An Angle on Arbus: Diane Arbus: Christ in a Lobby and Other Unknown or Almost Known Works opens at the Fraenkel Gallery in San Francisco on Jan. 7 and continues through March 6. Sculptor Robert Gober selected the 48 photographs for the show.
Raise a Paddle, Raise a Glass: A wine-themed oil-on-panel by Lucas Cranach the Elder will tempt bidders at Christie’s Important Old Master Paintings & 19th-century Art auction in New York on Jan. 27. Bacchus at the Wine Vat, which is signed and dated to 1530, is expected to garner $2.5–3.5 million.
Two Good: Van Dyck’s Two Studies of a Bearded Man could fetch $5–7 million at Sotheby’s Important Old Master Paintings, Including European Works of Art sale on Jan. 28 in New York.
That’s a Lot of One-Dollar Bills: 200 One Dollar Bills, an early silkscreen by Andy Warhol that once belonged to collector Robert Scull, commanded $43.7 million at Sotheby’s evening contemporary art sale in New York on Nov. 11. Five collectors battled for the painting.
Seal Appeal: A white jade Chinese double-dragon seal that belonged to the Guangxu Emperor sold at Bonhams’ Fine Chinese Art auction in London on Nov. 5. The seal fetched £322,400 ($540,000) on an estimate of £100,000–150,000.

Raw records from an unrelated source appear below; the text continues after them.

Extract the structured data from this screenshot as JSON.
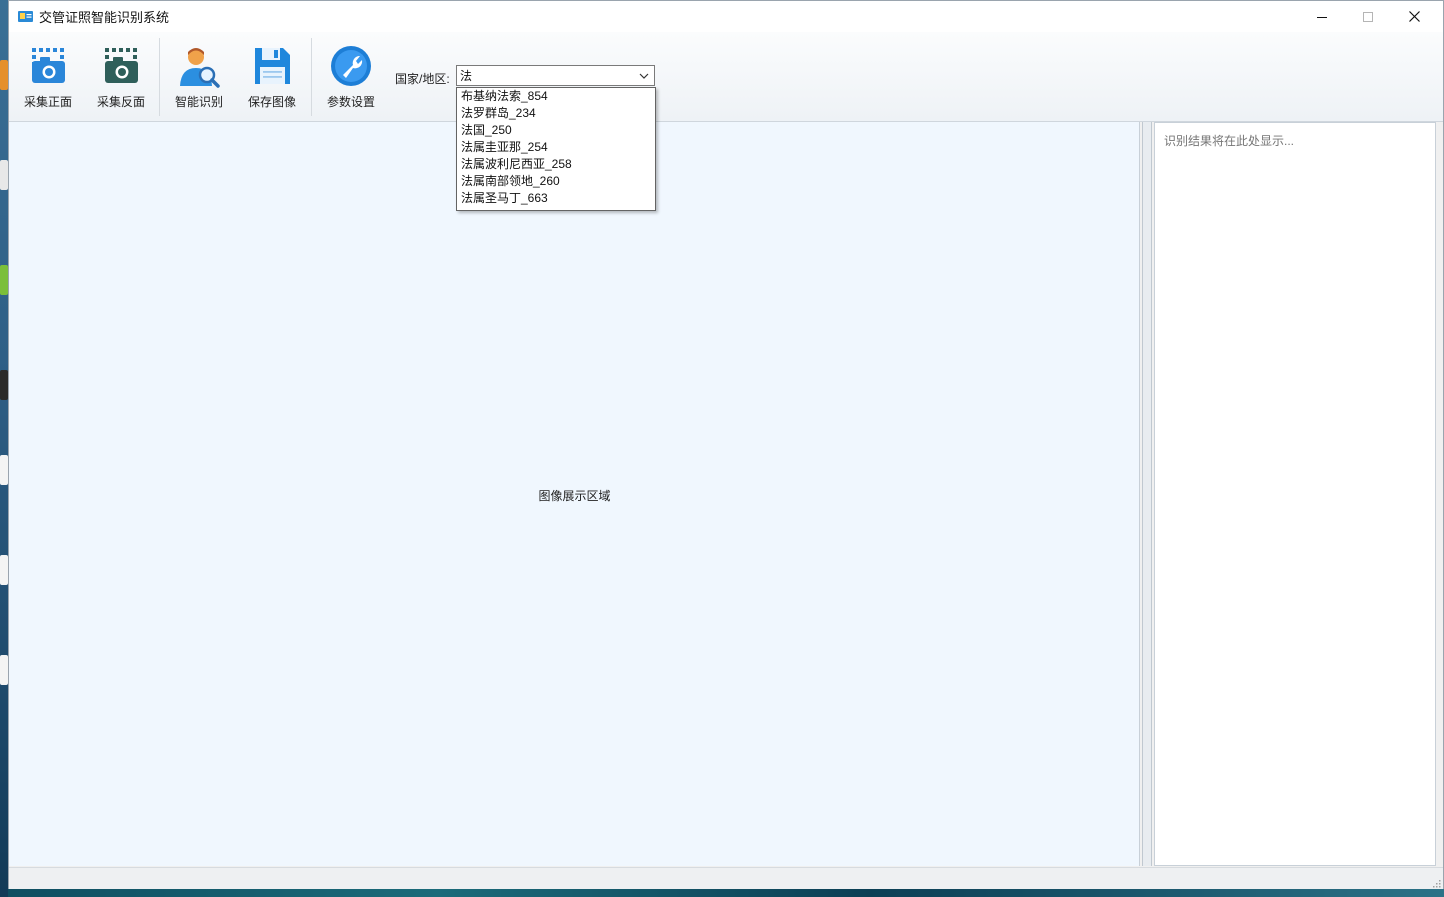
{
  "window": {
    "title": "交管证照智能识别系统"
  },
  "toolbar": {
    "buttons": [
      {
        "label": "采集正面",
        "icon": "camera-front-icon"
      },
      {
        "label": "采集反面",
        "icon": "camera-back-icon"
      },
      {
        "label": "智能识别",
        "icon": "person-search-icon"
      },
      {
        "label": "保存图像",
        "icon": "floppy-save-icon"
      },
      {
        "label": "参数设置",
        "icon": "wrench-settings-icon"
      }
    ]
  },
  "region": {
    "label": "国家/地区:",
    "value": "法",
    "options": [
      "布基纳法索_854",
      "法罗群岛_234",
      "法国_250",
      "法属圭亚那_254",
      "法属波利尼西亚_258",
      "法属南部领地_260",
      "法属圣马丁_663"
    ]
  },
  "image_area": {
    "placeholder": "图像展示区域",
    "background": "#f0f7fe"
  },
  "result": {
    "placeholder": "识别结果将在此处显示..."
  },
  "colors": {
    "accent": "#1e7fd8",
    "camera_back": "#2f5f5a",
    "person": "#e8913a"
  }
}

Artist Jeanne-Claude died on Nov. 20 in New York at age 74. As the wife and collaborative partner of the environmental artist Christo, she wrapped the Reichstag in white fabric and festooned Central Park with thousands of saffron-colored gates.
Changes at Knoedler: After 15 years as president and director of the Knoedler & Co. gallery in New York, Ann Freedman resigned on Oct. 27 and was succeeded by Frank Del Deo. Prior to joining Knoedler in 1999, he was director of Hirschl & Adler Modern.
Full Metal Horseman: In October, the Philadelphia Museum of Art acquired a full set of 16th-century horse armor, as well as man armor, from British dealer Peter Finer for an undisclosed sum. The horse armor, created in 1507, was the only such set to appear on the market in 45 years. The man armor was fashioned circa 1505, and the two sets have historically been displayed together as an equestrian figure.
Like What You're Reading?
Subscribe to our eNewsletter!
Enter your email below to sign up for the Art & Antiques Magazine eNewsletter. You'll get 2 emails per month.